Rib Roast

Preparation Time: 1 minute
Cooking Time: 2 or more hours, mostly unattended
Resting Time: 15 to 35 minutes
Serves: 8 to 10

Ingredients:
8- to 10-pound rib roast
1 tablespoon olive oil
2 tablespoons salt
1 tablespoon freshly ground black pepper

HEAT the oven to 425 degrees.
RUB roast with oil, then salt and pepper. Set in a large roasting pan and place
in oven.
ROAST meat for 15 minutes per pound.
CHECK the internal temperature of the roast after 1 hour and 45 minutes, using
an instant-read thermometer placed in its midsection. 125 degrees is rare, 135
degrees is medium, and 155 degrees is well-done.
REMOVE roast from oven when it reaches the desired internal temperature.
Transfer meat to a cutting board and loosely tent it with aluminum foil. Do not
even think about cutting into it for at least 15 minutes; 30 to 35 minutes of
resting time is better. Once beef has been rested, discard foil, slice, and
serve.

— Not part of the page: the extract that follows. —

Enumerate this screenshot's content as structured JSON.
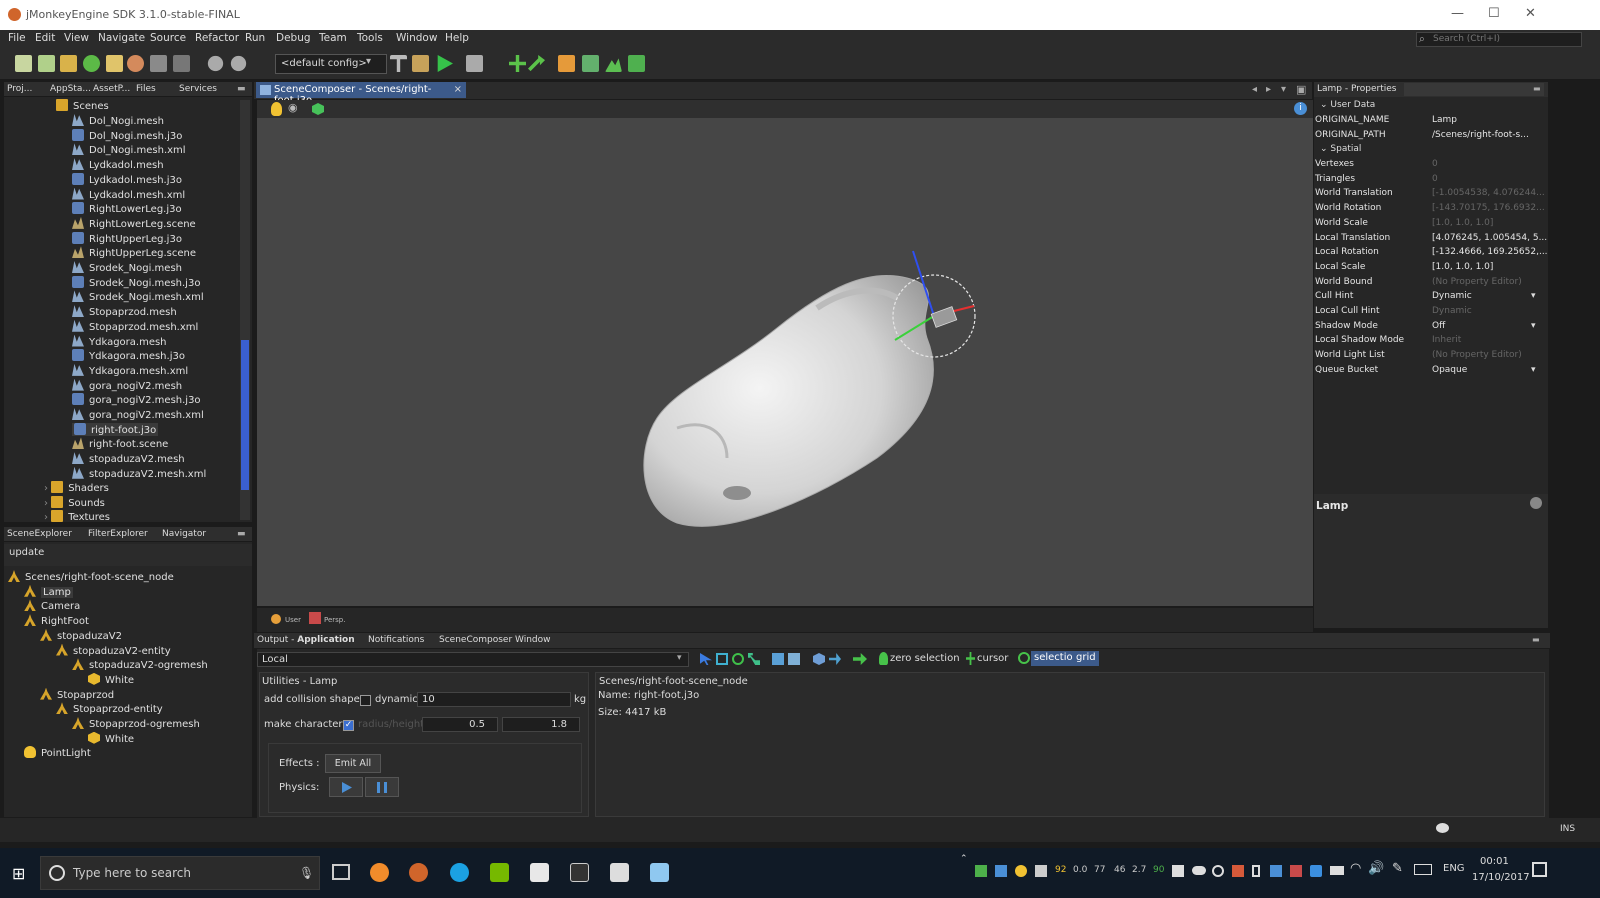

Rib Roast

This was the first time we have made a prime rib without using a Popeil Showtime Rotisserie, which is such a great product. I was annoyed by the "Set it and forget it!" infomercials, but somehow one made its way to my mom's kitchen.

We did not use it because instead of the usual 3 rib roast, this year we had a 5 rib roast to accommodate more eaters. Ours was a nearly 15 pound roast. For a piece of meat that size, I feel the 15 minutes per pound roasting time is a little on the conservative side. Given my preference, we would revert back to the old way, but roasting in the oven still produced a beautiful piece of meat.

The only thing other than cooking time where we diverted from the basic recipe above was in adding probably 6 minced cloves of garlic to the salt and pepper that was rubbed on the roast before it was placed in the oven.

It is another simple recipe for a fantastic meal, if you're in the market. Just be sure to invite me over, even though you might have to fight me for the ribs; they are by far the best part.

Red Coat Tavern - Royal Oak, MI

December 23rd, 2005

There is no hesitation in calling this one of my favorite restaurants in Michigan. I only wish that I made the effort to go more often.

The signs are hard to read, but you find Red Coat on the east side of Woodward, north of 13 mile road. The building is not a large one, and it has the feel of a lodge in the woods. You will probably want to call ahead to put your name on the to-be-seated list as it is usually pretty busy.
(248) 549-0300

The menu is complete with Traditional "American" foods, but I don't need it when I go there. I always do and always will get the same thing. I start with a bowl of clam chowder, then I have a cheeseburger and onion rings. Each item is the best I have had. There is really nothing like a good hand battered onion ring. I could make a meal just out of these. If you're so inclined, they do have a "burger sauce" which I believe is a mayonnaise based sauce with minced onion. I haven't had it, so I cannot comment; cheese and ketchup suits me just fine.

The prices are extremely reasonable. When I was there the other night, there were 7 of us having dinner. Including a few drinks, before tip, our bill was $90. The large party was probably not advisable on such a busy night, but there was not too much of a problem seating us.

The staff is friendly and accomodating. I have never had any complaints, but there has been more than one occassion when they have gone out of their way for me. That is always appreciated.

December 12th, 2005

He who climbs a ladder must begin at the first step.